The story “The Old Man at the Bridge” by Ernest Hemingway features only two characters, the narrator and the old man. Both of them are key to the narrative and its message. They are flat characters; they do not change as a result of the action.

The narrator

The unnamed narrator is an active character in the short story. Because the text was inspired by Hemingway’s real life experience in Spain as a war correspondent, we can assume the narrator is a fictional persona of the author. All that the text reveals about the narrator’s outer characterization is that his job was to “to cross the bridge, explore the bridgehead beyond and find out to what point the enemy had advanced” (ll. 9-11), which implies that he was a scout (an individual sent first to investigate a territory).

Inner characterization

The narrator’s inner characterization is constructed through dialogue, actions, and the way he depicts the events.

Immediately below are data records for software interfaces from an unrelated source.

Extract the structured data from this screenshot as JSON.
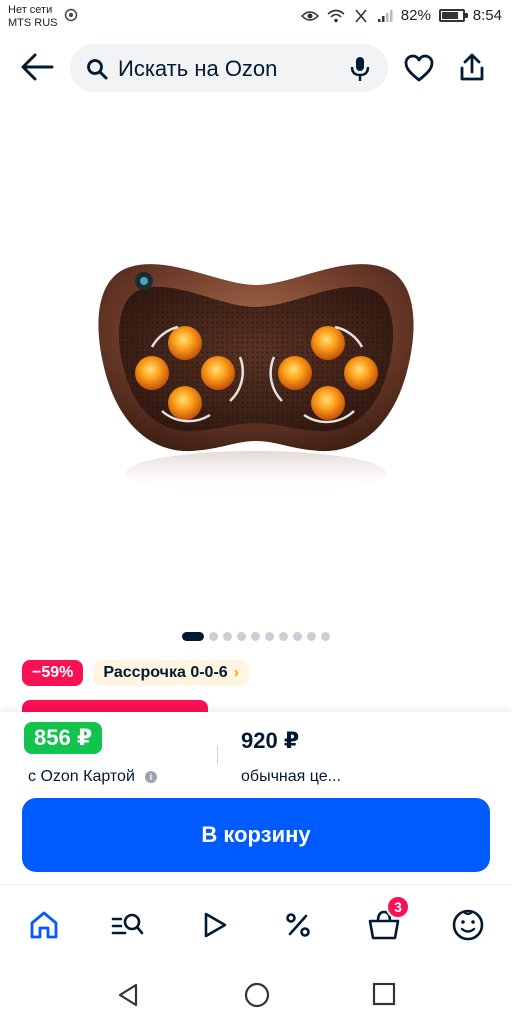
{
  "status_bar": {
    "carrier_line1": "Нет сети",
    "carrier_line2": "MTS RUS",
    "battery": "82%",
    "battery_level": 0.82,
    "time": "8:54"
  },
  "header": {
    "search_placeholder": "Искать на Ozon",
    "icons": [
      "back-arrow-icon",
      "search-icon",
      "microphone-icon",
      "heart-icon",
      "share-icon"
    ]
  },
  "gallery": {
    "image_alt": "massage-pillow",
    "total_images": 10,
    "active_index": 0
  },
  "badges": {
    "discount": "−59%",
    "installment": "Рассрочка 0-0-6",
    "installment_chevron": "›"
  },
  "price": {
    "ozon_price": "856 ₽",
    "ozon_label": "с Ozon Картой",
    "info_icon": "i",
    "regular_price": "920 ₽",
    "regular_label": "обычная це..."
  },
  "actions": {
    "add_to_cart": "В корзину"
  },
  "bottom_nav": {
    "items": [
      "home-icon",
      "catalog-search-icon",
      "video-play-icon",
      "percent-icon",
      "cart-icon",
      "profile-icon"
    ],
    "cart_count": "3",
    "active": "home-icon"
  },
  "colors": {
    "brand_blue": "#005bff",
    "discount_pink": "#f91155",
    "ozon_green": "#10c44c",
    "text_dark": "#001a34"
  }
}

The way the narrator depicts the war setting and the old man suggests that he pities the situation of the Spanish and that he is against fascists and war in general: “…how long now it would be before we would see the enemy, and listening all the while for the first noises that would signal that ever mysterious event called contact, and the old man still sat there.” (ll. 26-29); “There was nothing to do about him. It was Easter Sunday and the Fascists were advancing toward the Ebro.” (ll. 71-72)


The old man

The old man is the second character in the short story, who is presented from the narrator’s perspective. According to his outer characterization, he comes from a town called San Carlos (l. 14), he is “seventy-six years old” (l. 42), he has no family, and he used to take care of animals.

His physical portrait is conveyed on several occasions, and helps suggest the idea of helplessness: “An old man with steel rimmed spectacles and very dusty clothes sat by the side of the road.” (ll. 1-2); “...I looked at his black dusty clothes and his gray dusty face and his steel rimmed spectacles…” (ll. 21-22)

Inner characterization

The old man’s inner characterization is conveyed through dialogue and his actions.

The fact that the man walked 12 kilometers from his town and got tired and decided to stop at the bridge suggest not only physical but also psychological exhaustion. He is a man who had to leave his town and who realized he has nowhere to go. This idea is further emphasized by his reluctance to go to Barcelona:


Teksten herover er et uddrag fra webbogen. Kun medlemmer kan læse hele indholdet.

Få adgang til hele Webbogen.

Som medlem på får du adgang til alt indhold.

Køb medlemskab nu

Allerede medlem? Log ind